Journal Article

Desiccation and domination: science and struggles over environment and development in colonial West Africa

Published on 1 January 2000

Concern about desiccation–the effects of deforestation on climate and soils–was an early and pervasive theme in colonial science, present at the onset of West Africa’s colonial era and with roots in previous centuries. As a set of scientists’ ideas linked to soil and forest conservation policy, the impact of desiccationism was initially muted, struggling unsuccessfully in nascent administrations with more pressing political and administrative agendas. But by the end of the colonial period it can be argued that anxiety about desiccation had become a cornerstone of development practice and state penetration. This article uses a case study to consider the transformation of the status of the ‘science’of desiccation within colonial development agendas, the responses this transformation eventually provoked and its enduring legacy.

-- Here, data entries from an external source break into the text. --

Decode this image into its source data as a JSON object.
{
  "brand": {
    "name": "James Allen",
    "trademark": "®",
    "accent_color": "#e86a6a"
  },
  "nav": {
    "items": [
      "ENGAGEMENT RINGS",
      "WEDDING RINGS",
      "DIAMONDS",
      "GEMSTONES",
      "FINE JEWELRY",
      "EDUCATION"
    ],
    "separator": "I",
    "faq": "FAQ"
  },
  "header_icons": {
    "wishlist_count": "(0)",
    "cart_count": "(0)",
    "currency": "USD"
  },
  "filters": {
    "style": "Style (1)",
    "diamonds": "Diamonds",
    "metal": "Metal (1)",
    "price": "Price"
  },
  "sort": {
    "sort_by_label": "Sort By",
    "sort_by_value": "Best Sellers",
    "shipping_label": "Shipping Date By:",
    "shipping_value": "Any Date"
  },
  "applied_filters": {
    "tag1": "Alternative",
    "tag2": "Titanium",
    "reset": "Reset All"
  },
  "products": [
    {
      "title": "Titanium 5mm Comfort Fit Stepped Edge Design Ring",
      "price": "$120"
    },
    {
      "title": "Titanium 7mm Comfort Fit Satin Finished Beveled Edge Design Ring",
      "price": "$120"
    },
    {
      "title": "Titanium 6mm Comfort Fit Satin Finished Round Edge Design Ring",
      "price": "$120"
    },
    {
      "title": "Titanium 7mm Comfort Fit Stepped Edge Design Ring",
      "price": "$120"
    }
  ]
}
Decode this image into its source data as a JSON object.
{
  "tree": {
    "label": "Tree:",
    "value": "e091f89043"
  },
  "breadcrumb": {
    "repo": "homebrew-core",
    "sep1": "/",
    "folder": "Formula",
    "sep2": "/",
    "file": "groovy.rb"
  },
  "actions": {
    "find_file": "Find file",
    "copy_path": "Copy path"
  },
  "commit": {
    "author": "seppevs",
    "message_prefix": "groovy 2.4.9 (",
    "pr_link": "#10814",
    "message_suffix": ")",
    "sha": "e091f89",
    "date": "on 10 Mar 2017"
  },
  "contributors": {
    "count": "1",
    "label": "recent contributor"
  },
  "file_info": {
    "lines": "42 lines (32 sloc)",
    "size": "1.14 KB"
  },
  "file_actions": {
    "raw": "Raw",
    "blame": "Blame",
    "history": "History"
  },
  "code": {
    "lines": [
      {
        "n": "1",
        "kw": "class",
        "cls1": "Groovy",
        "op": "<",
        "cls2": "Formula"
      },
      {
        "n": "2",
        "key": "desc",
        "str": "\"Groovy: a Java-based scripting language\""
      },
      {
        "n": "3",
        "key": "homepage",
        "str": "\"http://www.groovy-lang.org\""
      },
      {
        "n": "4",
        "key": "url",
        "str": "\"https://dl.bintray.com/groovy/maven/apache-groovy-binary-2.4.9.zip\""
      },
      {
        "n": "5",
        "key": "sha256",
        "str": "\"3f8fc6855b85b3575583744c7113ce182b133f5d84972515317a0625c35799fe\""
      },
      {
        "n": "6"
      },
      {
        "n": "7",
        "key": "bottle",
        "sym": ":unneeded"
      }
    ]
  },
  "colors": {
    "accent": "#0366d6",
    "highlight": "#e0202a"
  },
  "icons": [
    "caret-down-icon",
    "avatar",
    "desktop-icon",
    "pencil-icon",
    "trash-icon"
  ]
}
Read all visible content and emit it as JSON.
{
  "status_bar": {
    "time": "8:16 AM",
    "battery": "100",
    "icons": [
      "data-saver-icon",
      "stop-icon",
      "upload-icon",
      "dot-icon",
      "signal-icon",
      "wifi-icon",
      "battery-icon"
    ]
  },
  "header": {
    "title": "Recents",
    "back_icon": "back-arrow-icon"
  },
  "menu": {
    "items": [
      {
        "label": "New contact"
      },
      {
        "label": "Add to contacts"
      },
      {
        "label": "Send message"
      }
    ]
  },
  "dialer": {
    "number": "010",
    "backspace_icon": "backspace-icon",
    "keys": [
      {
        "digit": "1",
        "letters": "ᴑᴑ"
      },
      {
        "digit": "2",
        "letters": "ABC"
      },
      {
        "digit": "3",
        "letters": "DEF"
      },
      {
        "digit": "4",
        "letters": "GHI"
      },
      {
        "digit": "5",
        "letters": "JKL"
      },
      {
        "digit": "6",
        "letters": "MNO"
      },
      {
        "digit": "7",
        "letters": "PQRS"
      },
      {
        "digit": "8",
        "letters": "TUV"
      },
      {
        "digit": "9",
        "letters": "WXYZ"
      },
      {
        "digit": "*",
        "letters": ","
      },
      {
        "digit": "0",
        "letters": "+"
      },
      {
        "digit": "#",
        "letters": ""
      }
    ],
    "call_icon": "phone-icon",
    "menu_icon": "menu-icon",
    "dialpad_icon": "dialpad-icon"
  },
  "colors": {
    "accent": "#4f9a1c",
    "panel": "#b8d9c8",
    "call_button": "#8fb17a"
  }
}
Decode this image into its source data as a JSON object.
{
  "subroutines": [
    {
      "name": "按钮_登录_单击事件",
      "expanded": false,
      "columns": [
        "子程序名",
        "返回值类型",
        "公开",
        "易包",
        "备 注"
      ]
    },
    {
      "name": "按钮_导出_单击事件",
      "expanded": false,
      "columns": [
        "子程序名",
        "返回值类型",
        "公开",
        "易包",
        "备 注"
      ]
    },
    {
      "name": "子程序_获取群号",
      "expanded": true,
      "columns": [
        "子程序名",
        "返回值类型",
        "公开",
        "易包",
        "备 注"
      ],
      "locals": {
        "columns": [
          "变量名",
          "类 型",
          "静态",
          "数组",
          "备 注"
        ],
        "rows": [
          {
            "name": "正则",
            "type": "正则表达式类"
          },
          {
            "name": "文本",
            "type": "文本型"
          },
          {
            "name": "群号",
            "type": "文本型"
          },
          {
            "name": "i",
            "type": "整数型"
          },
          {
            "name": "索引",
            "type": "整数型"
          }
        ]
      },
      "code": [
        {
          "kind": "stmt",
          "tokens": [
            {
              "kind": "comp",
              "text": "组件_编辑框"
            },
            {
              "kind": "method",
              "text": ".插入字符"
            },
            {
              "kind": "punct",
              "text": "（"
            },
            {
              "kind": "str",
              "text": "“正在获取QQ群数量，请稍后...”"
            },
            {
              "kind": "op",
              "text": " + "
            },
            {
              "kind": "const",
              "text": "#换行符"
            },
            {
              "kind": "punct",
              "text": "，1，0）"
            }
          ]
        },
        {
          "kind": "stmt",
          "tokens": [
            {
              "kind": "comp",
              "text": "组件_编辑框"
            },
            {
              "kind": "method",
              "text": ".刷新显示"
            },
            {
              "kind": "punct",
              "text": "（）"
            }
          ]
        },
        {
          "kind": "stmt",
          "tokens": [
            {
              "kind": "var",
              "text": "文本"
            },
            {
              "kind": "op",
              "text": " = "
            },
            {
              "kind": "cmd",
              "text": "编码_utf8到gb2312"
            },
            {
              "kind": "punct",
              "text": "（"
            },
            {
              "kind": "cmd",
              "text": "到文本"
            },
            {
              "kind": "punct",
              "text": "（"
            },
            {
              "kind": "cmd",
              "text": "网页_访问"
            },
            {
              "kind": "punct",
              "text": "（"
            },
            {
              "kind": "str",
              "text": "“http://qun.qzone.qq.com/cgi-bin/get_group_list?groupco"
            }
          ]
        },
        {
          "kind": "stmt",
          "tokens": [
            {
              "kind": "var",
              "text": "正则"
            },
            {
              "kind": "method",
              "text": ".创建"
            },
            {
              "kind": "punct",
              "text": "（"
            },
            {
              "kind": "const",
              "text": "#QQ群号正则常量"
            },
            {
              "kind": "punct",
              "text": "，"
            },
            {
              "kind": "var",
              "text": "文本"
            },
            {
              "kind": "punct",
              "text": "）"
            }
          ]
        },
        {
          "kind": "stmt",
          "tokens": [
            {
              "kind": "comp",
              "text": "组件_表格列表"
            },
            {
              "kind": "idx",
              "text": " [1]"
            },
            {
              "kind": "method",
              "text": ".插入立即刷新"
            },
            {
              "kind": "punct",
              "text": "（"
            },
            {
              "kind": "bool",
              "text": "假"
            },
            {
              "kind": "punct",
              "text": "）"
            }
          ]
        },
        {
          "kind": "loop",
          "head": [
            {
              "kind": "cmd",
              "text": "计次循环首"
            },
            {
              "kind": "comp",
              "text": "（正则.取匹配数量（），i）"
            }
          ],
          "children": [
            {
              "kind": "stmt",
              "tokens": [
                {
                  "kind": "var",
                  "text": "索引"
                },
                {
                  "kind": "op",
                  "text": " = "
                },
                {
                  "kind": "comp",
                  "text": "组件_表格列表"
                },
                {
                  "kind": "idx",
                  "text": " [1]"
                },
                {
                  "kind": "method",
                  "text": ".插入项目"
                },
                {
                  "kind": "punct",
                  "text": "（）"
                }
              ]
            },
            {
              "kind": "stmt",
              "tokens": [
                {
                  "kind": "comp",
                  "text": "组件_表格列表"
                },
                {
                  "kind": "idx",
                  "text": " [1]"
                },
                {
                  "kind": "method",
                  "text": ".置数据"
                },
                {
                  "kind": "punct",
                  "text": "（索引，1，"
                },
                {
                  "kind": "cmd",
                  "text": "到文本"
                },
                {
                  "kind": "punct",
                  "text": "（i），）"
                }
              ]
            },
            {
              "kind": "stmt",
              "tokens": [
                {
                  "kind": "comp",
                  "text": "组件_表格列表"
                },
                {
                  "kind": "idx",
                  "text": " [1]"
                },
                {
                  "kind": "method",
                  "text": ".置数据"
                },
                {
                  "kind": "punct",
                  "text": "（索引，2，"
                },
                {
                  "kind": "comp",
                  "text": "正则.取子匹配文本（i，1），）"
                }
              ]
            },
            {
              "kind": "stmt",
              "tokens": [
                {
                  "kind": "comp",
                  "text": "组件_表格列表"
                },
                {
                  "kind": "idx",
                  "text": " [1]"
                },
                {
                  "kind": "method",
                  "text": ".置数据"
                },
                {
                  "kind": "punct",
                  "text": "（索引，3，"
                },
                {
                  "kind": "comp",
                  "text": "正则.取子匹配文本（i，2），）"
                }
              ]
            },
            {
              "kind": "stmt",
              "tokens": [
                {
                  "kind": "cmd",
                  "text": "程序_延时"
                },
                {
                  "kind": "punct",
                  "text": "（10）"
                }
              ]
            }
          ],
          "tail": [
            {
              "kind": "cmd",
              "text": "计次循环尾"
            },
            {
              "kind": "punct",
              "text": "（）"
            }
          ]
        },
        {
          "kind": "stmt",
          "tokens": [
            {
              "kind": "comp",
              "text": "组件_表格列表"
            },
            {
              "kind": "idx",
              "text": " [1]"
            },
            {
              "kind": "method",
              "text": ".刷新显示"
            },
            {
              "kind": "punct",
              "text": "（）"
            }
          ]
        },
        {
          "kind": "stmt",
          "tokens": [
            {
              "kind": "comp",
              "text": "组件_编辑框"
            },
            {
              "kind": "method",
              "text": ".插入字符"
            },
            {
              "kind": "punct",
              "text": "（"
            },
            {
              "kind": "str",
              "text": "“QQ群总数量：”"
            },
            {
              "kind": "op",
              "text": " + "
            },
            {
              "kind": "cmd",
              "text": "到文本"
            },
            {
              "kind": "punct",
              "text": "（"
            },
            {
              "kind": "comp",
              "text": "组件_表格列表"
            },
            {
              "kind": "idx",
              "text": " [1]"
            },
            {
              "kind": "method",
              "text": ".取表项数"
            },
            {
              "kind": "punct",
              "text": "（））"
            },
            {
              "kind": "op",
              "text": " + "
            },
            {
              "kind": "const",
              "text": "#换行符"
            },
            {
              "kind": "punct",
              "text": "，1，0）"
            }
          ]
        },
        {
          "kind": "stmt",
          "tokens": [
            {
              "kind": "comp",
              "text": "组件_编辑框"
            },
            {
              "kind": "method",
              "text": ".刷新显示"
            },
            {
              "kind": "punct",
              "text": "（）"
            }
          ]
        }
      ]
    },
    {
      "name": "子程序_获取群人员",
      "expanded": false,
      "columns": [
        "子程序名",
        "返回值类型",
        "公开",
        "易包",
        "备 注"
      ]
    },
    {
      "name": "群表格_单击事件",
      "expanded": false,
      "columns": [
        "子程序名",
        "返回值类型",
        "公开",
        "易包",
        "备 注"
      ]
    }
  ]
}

Publication details

Fairhead, J. and Leach, M.
Journal of African History